@CraginS You make some interesting points, and so that is what happened with the state licensing. I had heard about it when it was going on but don't think I ever heard what happened to it int he end.


It's a hard topic for the reasons you have mentioned and I guess a lot would come down to the exact details behind it. While I can't understand a hair braider or a florist needing to be licensed I can understand a doctor or electrician. But then again at the same time we have people who have come to the US from other countries and even though they did the same work they don't qualify for a license in the US.


When I think of a security license I think of something that would provide repercussions against people cutting corners and not doing their basic due diligence. How many issues happen because of patches not applied or things being misconfigured? But on the other hand and you mentioned what a license should be and what it could be abused to be for are two very different things.



Community Champion

@JKWiniger wrote:

How many issues happen because of patches not applied or things being misconfigured?

Presuming your focus is more on life-safety than economic impact.  A few publicly known examples:


  1. Bad actors increased lye to toxic levels at the Oldsmar, Florida water treatment plant 
  2. Baltimore emergency call center computer-aided-dispatch successfully attacked due to firewall misconfiguration.
  3. Diminished care due to electronic medical records being ransomwared, resulting in an infant death.
  4. Woman's death due to delayed treatment when Emergency Department closed due to cyberattack
  5. Ethical Hackers take control of a Jeep Cherokee.

Life-safety has long been a huge concern with computer controlled manufacturing equipment.
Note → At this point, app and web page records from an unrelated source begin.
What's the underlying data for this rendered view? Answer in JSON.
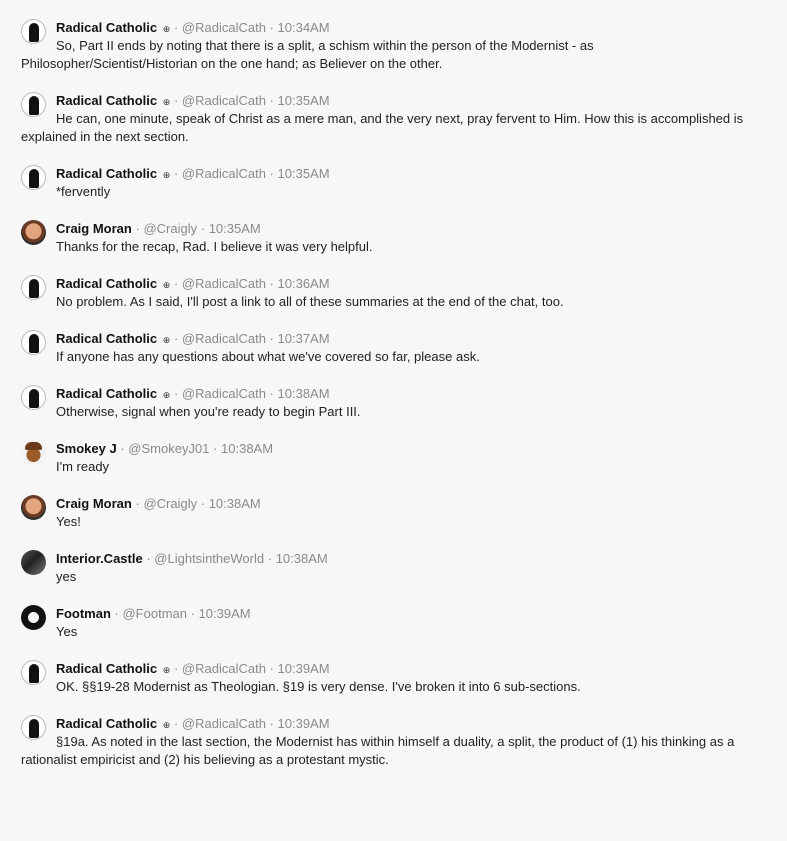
{
  "messages": [
    {
      "name": "Radical Catholic",
      "badge": "⊕",
      "handle": "@RadicalCath",
      "time": "10:34AM",
      "avatar": "rad",
      "text": "So, Part II ends by noting that there is a split, a schism within the person of the Modernist - as Philosopher/Scientist/Historian on the one hand; as Believer on the other."
    },
    {
      "name": "Radical Catholic",
      "badge": "⊕",
      "handle": "@RadicalCath",
      "time": "10:35AM",
      "avatar": "rad",
      "text": "He can, one minute, speak of Christ as a mere man, and the very next, pray fervent to Him. How this is accomplished is explained in the next section."
    },
    {
      "name": "Radical Catholic",
      "badge": "⊕",
      "handle": "@RadicalCath",
      "time": "10:35AM",
      "avatar": "rad",
      "text": "*fervently"
    },
    {
      "name": "Craig Moran",
      "badge": "",
      "handle": "@Craigly",
      "time": "10:35AM",
      "avatar": "craig",
      "text": "Thanks for the recap, Rad. I believe it was very helpful."
    },
    {
      "name": "Radical Catholic",
      "badge": "⊕",
      "handle": "@RadicalCath",
      "time": "10:36AM",
      "avatar": "rad",
      "text": "No problem. As I said, I'll post a link to all of these summaries at the end of the chat, too."
    },
    {
      "name": "Radical Catholic",
      "badge": "⊕",
      "handle": "@RadicalCath",
      "time": "10:37AM",
      "avatar": "rad",
      "text": "If anyone has any questions about what we've covered so far, please ask."
    },
    {
      "name": "Radical Catholic",
      "badge": "⊕",
      "handle": "@RadicalCath",
      "time": "10:38AM",
      "avatar": "rad",
      "text": "Otherwise, signal when you're ready to begin Part III."
    },
    {
      "name": "Smokey J",
      "badge": "",
      "handle": "@SmokeyJ01",
      "time": "10:38AM",
      "avatar": "smokey",
      "text": "I'm ready"
    },
    {
      "name": "Craig Moran",
      "badge": "",
      "handle": "@Craigly",
      "time": "10:38AM",
      "avatar": "craig",
      "text": "Yes!"
    },
    {
      "name": "Interior.Castle",
      "badge": "",
      "handle": "@LightsintheWorld",
      "time": "10:38AM",
      "avatar": "castle",
      "text": "yes"
    },
    {
      "name": "Footman",
      "badge": "",
      "handle": "@Footman",
      "time": "10:39AM",
      "avatar": "footman",
      "text": "Yes"
    },
    {
      "name": "Radical Catholic",
      "badge": "⊕",
      "handle": "@RadicalCath",
      "time": "10:39AM",
      "avatar": "rad",
      "text": "OK. §§19-28 Modernist as Theologian. §19 is very dense. I've broken it into 6 sub-sections."
    },
    {
      "name": "Radical Catholic",
      "badge": "⊕",
      "handle": "@RadicalCath",
      "time": "10:39AM",
      "avatar": "rad",
      "text": "§19a. As noted in the last section, the Modernist has within himself a duality, a split, the product of (1) his thinking as a rationalist empiricist and (2) his believing as a protestant mystic."
    }
  ]
}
Oftentimes, the "is it safe to start a cycle" decision is complicated enough to require a computer.  Defending that computer is an absolute prerequisite to protecting the equipment operator from loss of life or limb.